You might not know this, but I’m quite the little Twitter-addict. Ever since I got my first iPhone I’ve been on there typing out my life’s ups and downs, likes and dislikes, wins and fails. I’m not sure why I like it but I do. The chance to say whatever is in my head that second, even if its a little wrong or random appeals to the repressed exhibitionist in me I guess. I get a sense of community with my followers and the people I follow, even if we’ve never met. I find that an amazing part of the site but the hardest to explain to non-Twitterers. Its that community spirit that led me to record guitar parts and eventually edit a video for Tw1tterband.
One friday morning @WH1SKS got fired. It was a pretty nasty way to get fired and came out of blue to us as followers and probably to him to. So when later that day he asked for people to record something for a song he wanted to make using Twitter I thought ‘why not, it might cheer him up and I haven’t done anything musical in a while’. The result was a bunch of Twitterers making a demo rough mix of Maggie May in one day.
A weekend past and @WH1SKS piped up again, now in the form of @Tw1tterband, to suggest we all re-record our parts and make a proper song. It didn’t seem such a bad idea and the mention of charity donations to Macmillian Cancer Support which has helped my family a lot recently cemented the deal. It was mid-week when @Tw1tterband asked for someone to edit a video for the song and as I had the kit and some spare time I volunteered. The deadline for publication on YouTube was 8pm Sunday. In for a penny and all that!
So what did I do as editor? Three things really.
The first was work out how to approach this from a technical standpoint. I knew that we wouldn’t be able to all film at the same speed or resolution and that these would be my main stumbling blocks so right away I knew there’d be a fair bit of transcoding to be done to normalise the footage ready to edit. I wrote a quick set of guidelines for the band to follow while recording their parts that I hoped were simple enough for anyone to follow but that also made my life a little easier once it got down to editing the thing.

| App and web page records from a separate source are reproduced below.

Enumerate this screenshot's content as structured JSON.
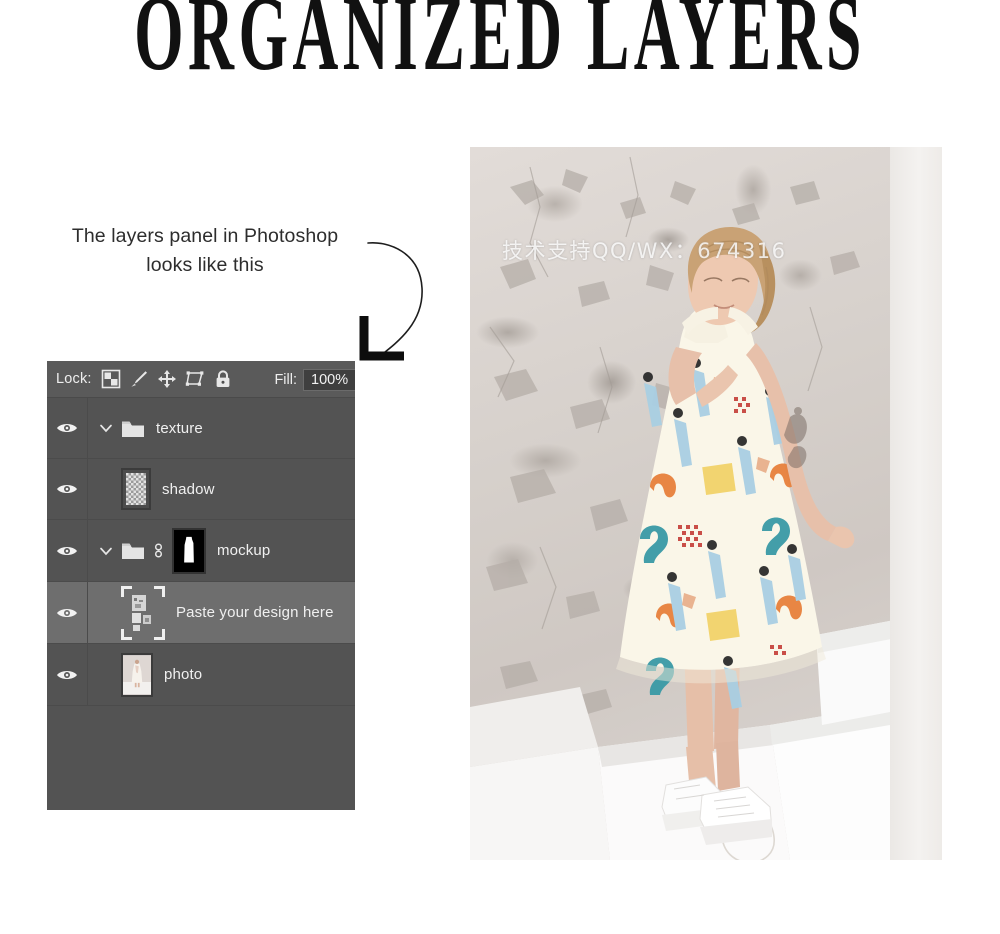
{
  "page": {
    "title": "ORGANIZED LAYERS",
    "background_color": "#ffffff"
  },
  "annotation": {
    "line1": "The layers panel in Photoshop",
    "line2": "looks like this",
    "arrow_icon": "curved-arrow-down-left-icon"
  },
  "layers_panel": {
    "background_color": "#535353",
    "selected_row_color": "#6e6e6e",
    "lock_bar": {
      "label": "Lock:",
      "icons": [
        {
          "name": "lock-transparent-pixels-icon",
          "title": "Lock transparent pixels"
        },
        {
          "name": "lock-image-pixels-icon",
          "title": "Lock image pixels"
        },
        {
          "name": "lock-position-icon",
          "title": "Lock position"
        },
        {
          "name": "lock-artboard-nesting-icon",
          "title": "Prevent auto-nesting"
        },
        {
          "name": "lock-all-icon",
          "title": "Lock all"
        }
      ],
      "fill_label": "Fill:",
      "fill_value": "100%"
    },
    "rows": [
      {
        "name": "texture",
        "type": "group",
        "visible": true,
        "expanded": true,
        "selected": false,
        "has_folder": true,
        "has_link": false,
        "thumb": "none"
      },
      {
        "name": "shadow",
        "type": "layer",
        "visible": true,
        "expanded": false,
        "selected": false,
        "has_folder": false,
        "has_link": false,
        "thumb": "checker"
      },
      {
        "name": "mockup",
        "type": "group",
        "visible": true,
        "expanded": true,
        "selected": false,
        "has_folder": true,
        "has_link": true,
        "thumb": "mask"
      },
      {
        "name": "Paste your design here",
        "type": "smart-object",
        "visible": true,
        "expanded": false,
        "selected": true,
        "has_folder": false,
        "has_link": false,
        "thumb": "smart-object"
      },
      {
        "name": "photo",
        "type": "layer",
        "visible": true,
        "expanded": false,
        "selected": false,
        "has_folder": false,
        "has_link": false,
        "thumb": "photo"
      }
    ]
  },
  "preview": {
    "watermark": "技术支持QQ/WX：674316",
    "alt": "Woman in patterned midi dress standing on white steps against a distressed plaster wall"
  }
}
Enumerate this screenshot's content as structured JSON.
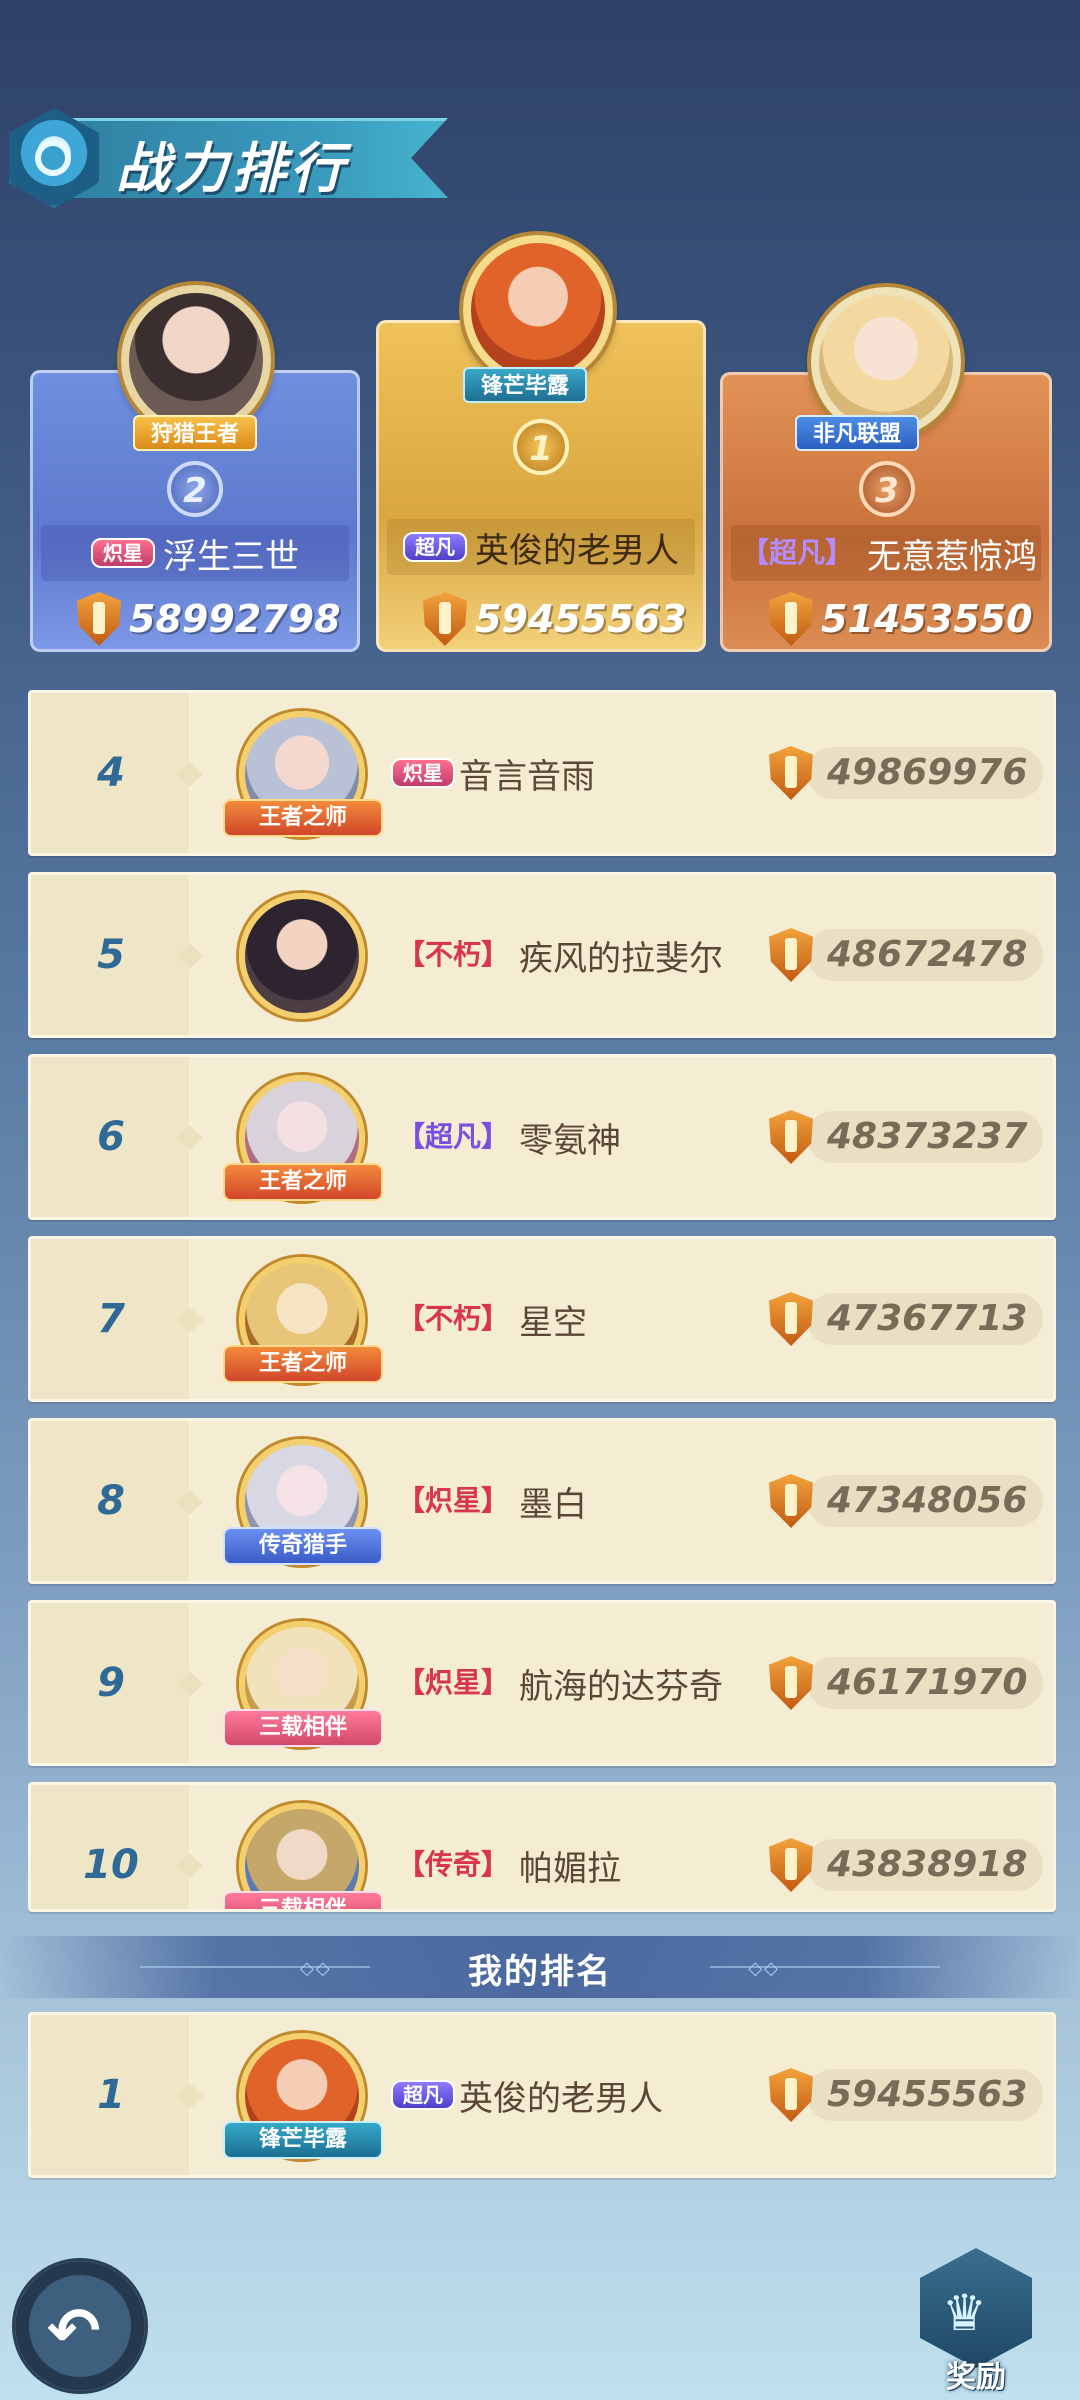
{
  "header": {
    "title": "战力排行"
  },
  "podium": [
    {
      "rank": "2",
      "tag": "狩猎王者",
      "badge": "炽星",
      "name": "浮生三世",
      "power": "58992798"
    },
    {
      "rank": "1",
      "tag": "锋芒毕露",
      "badge": "超凡",
      "name": "英俊的老男人",
      "power": "59455563"
    },
    {
      "rank": "3",
      "tag": "非凡联盟",
      "badge": "【超凡】",
      "name": "无意惹惊鸿",
      "power": "51453550"
    }
  ],
  "list": [
    {
      "rank": "4",
      "avatar_tag": "王者之师",
      "badge": "炽星",
      "name": "音言音雨",
      "power": "49869976"
    },
    {
      "rank": "5",
      "avatar_tag": "",
      "badge": "【不朽】",
      "name": "疾风的拉斐尔",
      "power": "48672478"
    },
    {
      "rank": "6",
      "avatar_tag": "王者之师",
      "badge": "【超凡】",
      "name": "零氨神",
      "power": "48373237"
    },
    {
      "rank": "7",
      "avatar_tag": "王者之师",
      "badge": "【不朽】",
      "name": "星空",
      "power": "47367713"
    },
    {
      "rank": "8",
      "avatar_tag": "传奇猎手",
      "badge": "【炽星】",
      "name": "墨白",
      "power": "47348056"
    },
    {
      "rank": "9",
      "avatar_tag": "三载相伴",
      "badge": "【炽星】",
      "name": "航海的达芬奇",
      "power": "46171970"
    },
    {
      "rank": "10",
      "avatar_tag": "三载相伴",
      "badge": "【传奇】",
      "name": "帕媚拉",
      "power": "43838918"
    }
  ],
  "my_rank": {
    "label": "我的排名",
    "rank": "1",
    "avatar_tag": "锋芒毕露",
    "badge": "超凡",
    "name": "英俊的老男人",
    "power": "59455563"
  },
  "buttons": {
    "back_icon": "back-arrow-icon",
    "reward_label": "奖励",
    "reward_icon": "crown-icon"
  },
  "colors": {
    "rank_number": "#2e6a95",
    "row_bg": "#f4edd4",
    "badge_red": "#d8364a",
    "badge_purple": "#7a4fe0"
  }
}
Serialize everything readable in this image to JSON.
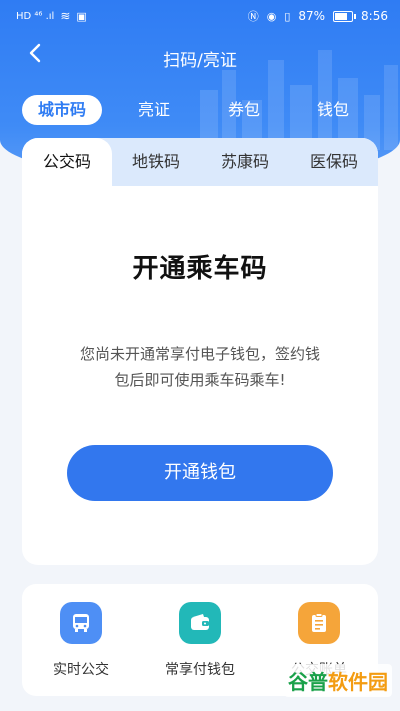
{
  "status_bar": {
    "left_text": "HD ⁴⁶ .ıl",
    "battery": "87%",
    "time": "8:56"
  },
  "nav": {
    "title": "扫码/亮证",
    "back_icon": "chevron-left-icon"
  },
  "top_tabs": [
    {
      "label": "城市码",
      "active": true
    },
    {
      "label": "亮证",
      "active": false
    },
    {
      "label": "券包",
      "active": false
    },
    {
      "label": "钱包",
      "active": false
    }
  ],
  "sub_tabs": [
    {
      "label": "公交码",
      "active": true
    },
    {
      "label": "地铁码",
      "active": false
    },
    {
      "label": "苏康码",
      "active": false
    },
    {
      "label": "医保码",
      "active": false
    }
  ],
  "card": {
    "headline": "开通乘车码",
    "description_line1": "您尚未开通常享付电子钱包，签约钱",
    "description_line2": "包后即可使用乘车码乘车!",
    "button_label": "开通钱包"
  },
  "services": [
    {
      "label": "实时公交",
      "icon": "bus-icon",
      "color": "#4e8ff5"
    },
    {
      "label": "常享付钱包",
      "icon": "wallet-icon",
      "color": "#22b8b8"
    },
    {
      "label": "公交账单",
      "icon": "clipboard-icon",
      "color": "#f5a53a"
    }
  ],
  "watermark": {
    "part1": "谷普",
    "part2": "软件园"
  },
  "colors": {
    "primary": "#2f7cf3",
    "button": "#3277ee",
    "tab_bg": "#dbe9fc"
  }
}
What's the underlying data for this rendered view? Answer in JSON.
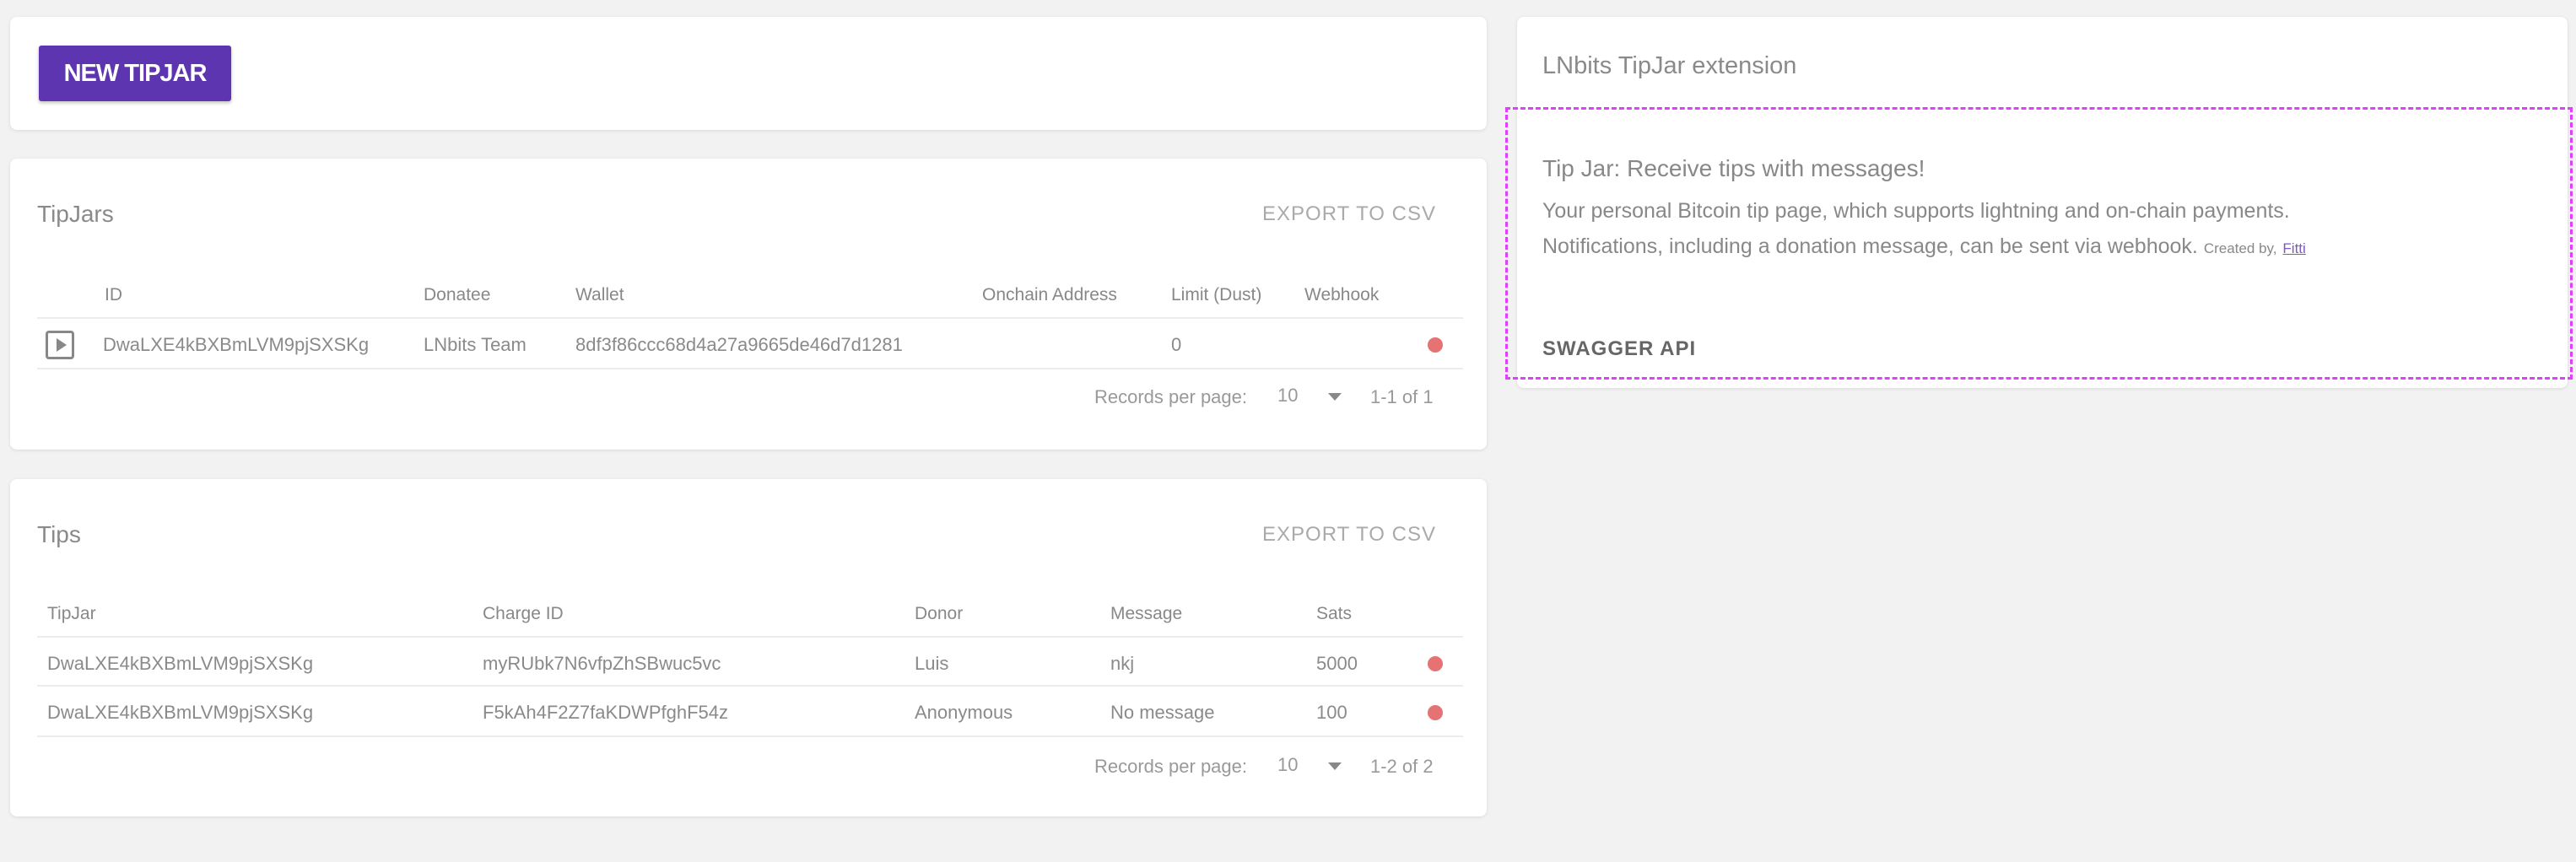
{
  "actions": {
    "new_tipjar_label": "NEW TIPJAR"
  },
  "tipjars": {
    "title": "TipJars",
    "export_label": "EXPORT TO CSV",
    "headers": [
      "ID",
      "Donatee",
      "Wallet",
      "Onchain Address",
      "Limit (Dust)",
      "Webhook"
    ],
    "rows": [
      {
        "id": "DwaLXE4kBXBmLVM9pjSXSKg",
        "donatee": "LNbits Team",
        "wallet": "8df3f86ccc68d4a27a9665de46d7d1281",
        "onchain": "",
        "limit": "0",
        "webhook": ""
      }
    ],
    "footer": {
      "records_label": "Records per page:",
      "per_page": "10",
      "range": "1-1 of 1"
    }
  },
  "tips": {
    "title": "Tips",
    "export_label": "EXPORT TO CSV",
    "headers": [
      "TipJar",
      "Charge ID",
      "Donor",
      "Message",
      "Sats"
    ],
    "rows": [
      {
        "tipjar": "DwaLXE4kBXBmLVM9pjSXSKg",
        "charge_id": "myRUbk7N6vfpZhSBwuc5vc",
        "donor": "Luis",
        "message": "nkj",
        "sats": "5000"
      },
      {
        "tipjar": "DwaLXE4kBXBmLVM9pjSXSKg",
        "charge_id": "F5kAh4F2Z7faKDWPfghF54z",
        "donor": "Anonymous",
        "message": "No message",
        "sats": "100"
      }
    ],
    "footer": {
      "records_label": "Records per page:",
      "per_page": "10",
      "range": "1-2 of 2"
    }
  },
  "info": {
    "title": "LNbits TipJar extension",
    "heading": "Tip Jar: Receive tips with messages!",
    "line1": "Your personal Bitcoin tip page, which supports lightning and on-chain payments.",
    "line2": "Notifications, including a donation message, can be sent via webhook.",
    "created_by": "Created by,",
    "author": "Fitti",
    "swagger_label": "SWAGGER API"
  },
  "colors": {
    "accent": "#5e35b1",
    "delete": "#e57373",
    "highlight_border": "#e040fb"
  }
}
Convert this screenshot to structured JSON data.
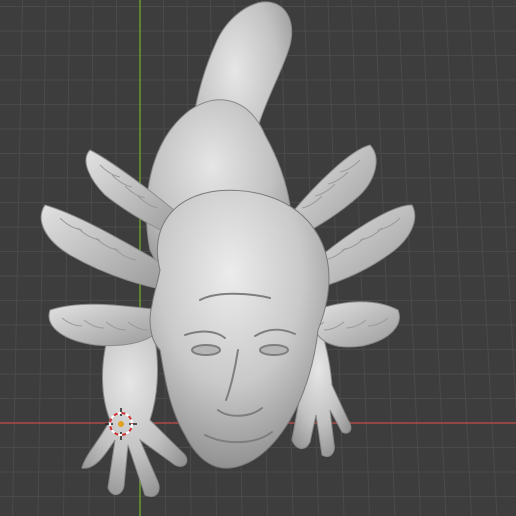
{
  "viewport": {
    "background_color": "#3d3d3d",
    "grid": true,
    "grid_color": "#4a4a4a",
    "x_axis_color": "#b04a4a",
    "y_axis_color": "#6b9a2e"
  },
  "model": {
    "name": "sculpted-axolotl-with-human-head",
    "material_color": "#c8c8c8",
    "shading": "solid-matcap-grey"
  },
  "cursor_3d": {
    "icon": "3d-cursor-icon",
    "ring_colors": [
      "#ffffff",
      "#d03030"
    ]
  }
}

The second was to do my producing thing and beg/plead/annoy/shout-at the band members to film something ASAP and get it uploaded to Dropbox so I could get it downloaded and transcoding. I set a deadline for this but in reality people were uploading stuff right up until the final morning.
The third and final part of my master-plan was to edit every waking hour until the thing was safely uploaded to YouTube and I could relax. So what followed was two days off getting up at 8am, downloading, transcoding and editing until 9 or 10pm. Saturday I had to work but managed to grab an hour on the train and time between programmes to do more trimming and tidying. Once home I was straight back on it until bed. Sunday I was at work again but managed to find time to add the completed mix, export and upload it by mid-afternoon. It was all a bit frantic and my tweets over the last few days went from confident to freaking-out to uncertainty about the quality of the product. I finally got home at 7.50pm Sunday night and watched as the view count and donations climbed way past my expectations. For about an hour I just kept refreshing the JustGiving page to find another tenner had been added to the total. I was alone at home and just wanted to run out into the street and shout about what was happening, I was so proud of what we’d all done in a week.
The technical bits. Look away now if you don’t like geek stuff.
The transcoding was done using MPEGStreamclip. If it hadn’t been for this free bit of software I wouldn’t have been able to get everything into a format that matched for the edit (I chose ProRez422LT firstname.lastname@example.org as this was the original format for most of the footage sent to me, iPhone4’s I guess). I edited using Final Cut Pro (version 6 I think it is, its from Studio 2) as that’s what I’ve got on the laptop and what I’m used to. In an ideal world I’d have used the new version of Premier as it would handle H264 and variable frame-rates in one timeline. But hey, you make the best of what you got! Plans for using the multi-clip sync’d facility on FCP were dashed by most people only submitting parts of the song rather than one constant clip but in the end syncing then muting the background audio didn’t turn out that difficult.
The final product, while not the most polished edit ever, isn’t a bad result giving the time-frame and material to work from. I was nervous as hell when I sent @Tw1tterband a link to watch it before anyone else, and felt even worse as the clock ticked to 8pm on the Sunday. I’d seen it evolve and knew every single frame of it back-to-front. I could see the bits where holes were covered and where a different angle or shot or performer would have been much better. All I could see were the bad bits. When other people watched they saw what it really was, part of an amazing achievement by a bunch of link-minded people for a great cause. The feedback on Twitter made the long hours and (continued) backache worth it. People have said it made them cry, something I’ve never done with a video before. The thought that it moved someone to tears brings a grin to my face every time. At the time of writing this the video for the song (which was first played on BBC 5live) has been watched over 1600 times. The @Tw1tterband account has over 1000 followers and the JustGiving page has made £2245, 224% of its target amount, all in just a week from the first tweet.